## DIRECTIONS:
Each entry is to be retyped without alteration, and no picture is to be included.

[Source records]

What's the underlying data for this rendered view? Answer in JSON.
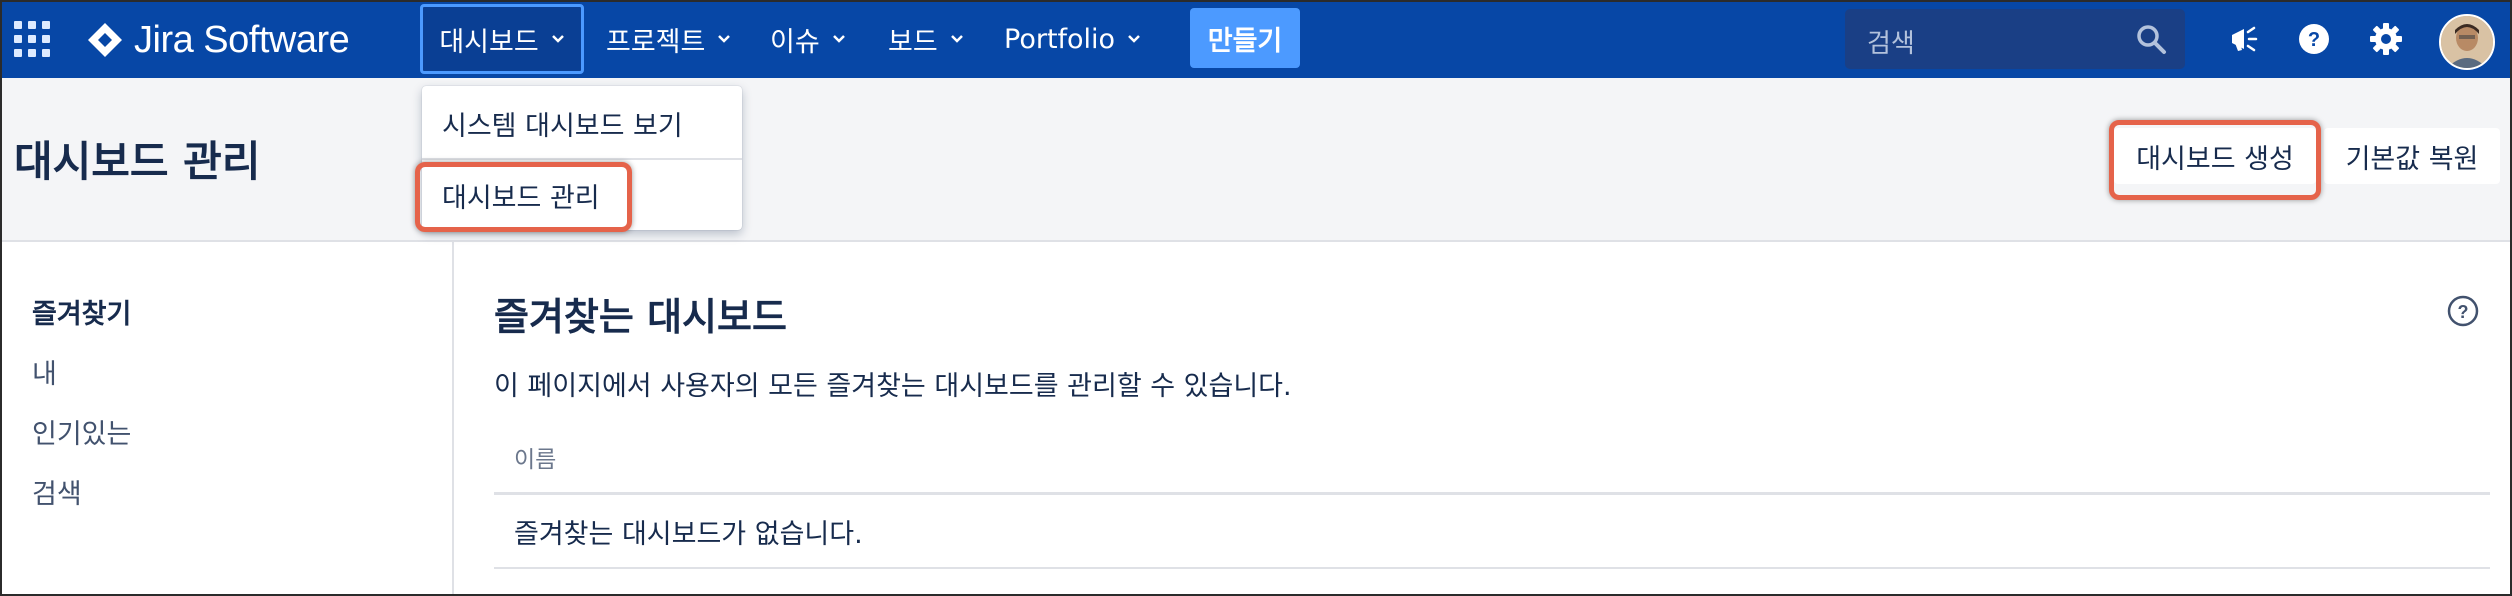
{
  "app": {
    "name": "Jira Software"
  },
  "nav": {
    "items": [
      {
        "label": "대시보드"
      },
      {
        "label": "프로젝트"
      },
      {
        "label": "이슈"
      },
      {
        "label": "보드"
      },
      {
        "label": "Portfolio"
      }
    ],
    "create_label": "만들기",
    "search_placeholder": "검색"
  },
  "dropdown": {
    "items": [
      {
        "label": "시스템 대시보드 보기"
      },
      {
        "label": "대시보드 관리"
      }
    ]
  },
  "header": {
    "title": "대시보드 관리",
    "create_button": "대시보드 생성",
    "restore_button": "기본값 복원"
  },
  "sidebar": {
    "items": [
      {
        "label": "즐겨찾기",
        "selected": true
      },
      {
        "label": "내"
      },
      {
        "label": "인기있는"
      },
      {
        "label": "검색"
      }
    ]
  },
  "main": {
    "title": "즐겨찾는 대시보드",
    "description": "이 페이지에서 사용자의 모든 즐겨찾는 대시보드를 관리할 수 있습니다.",
    "table": {
      "columns": [
        "이름"
      ],
      "empty_message": "즐겨찾는 대시보드가 없습니다."
    }
  },
  "icons": [
    "app-switcher-icon",
    "jira-logo-icon",
    "chevron-down-icon",
    "search-icon",
    "megaphone-icon",
    "help-icon",
    "settings-icon",
    "avatar"
  ],
  "colors": {
    "nav_bg": "#0747a6",
    "accent": "#4c9aff",
    "highlight": "#e5634a",
    "header_bg": "#f4f5f7"
  }
}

## FINISHED TASK:
What's the underlying data for this rendered view? Answer in JSON.
{
  "app": {
    "name": "Jira Software"
  },
  "nav": {
    "items": [
      {
        "label": "대시보드"
      },
      {
        "label": "프로젝트"
      },
      {
        "label": "이슈"
      },
      {
        "label": "보드"
      },
      {
        "label": "Portfolio"
      }
    ],
    "create_label": "만들기",
    "search_placeholder": "검색"
  },
  "dropdown": {
    "items": [
      {
        "label": "시스템 대시보드 보기"
      },
      {
        "label": "대시보드 관리"
      }
    ]
  },
  "header": {
    "title": "대시보드 관리",
    "create_button": "대시보드 생성",
    "restore_button": "기본값 복원"
  },
  "sidebar": {
    "items": [
      {
        "label": "즐겨찾기",
        "selected": true
      },
      {
        "label": "내"
      },
      {
        "label": "인기있는"
      },
      {
        "label": "검색"
      }
    ]
  },
  "main": {
    "title": "즐겨찾는 대시보드",
    "description": "이 페이지에서 사용자의 모든 즐겨찾는 대시보드를 관리할 수 있습니다.",
    "table": {
      "columns": [
        "이름"
      ],
      "empty_message": "즐겨찾는 대시보드가 없습니다."
    }
  },
  "icons": [
    "app-switcher-icon",
    "jira-logo-icon",
    "chevron-down-icon",
    "search-icon",
    "megaphone-icon",
    "help-icon",
    "settings-icon",
    "avatar"
  ],
  "colors": {
    "nav_bg": "#0747a6",
    "accent": "#4c9aff",
    "highlight": "#e5634a",
    "header_bg": "#f4f5f7"
  }
}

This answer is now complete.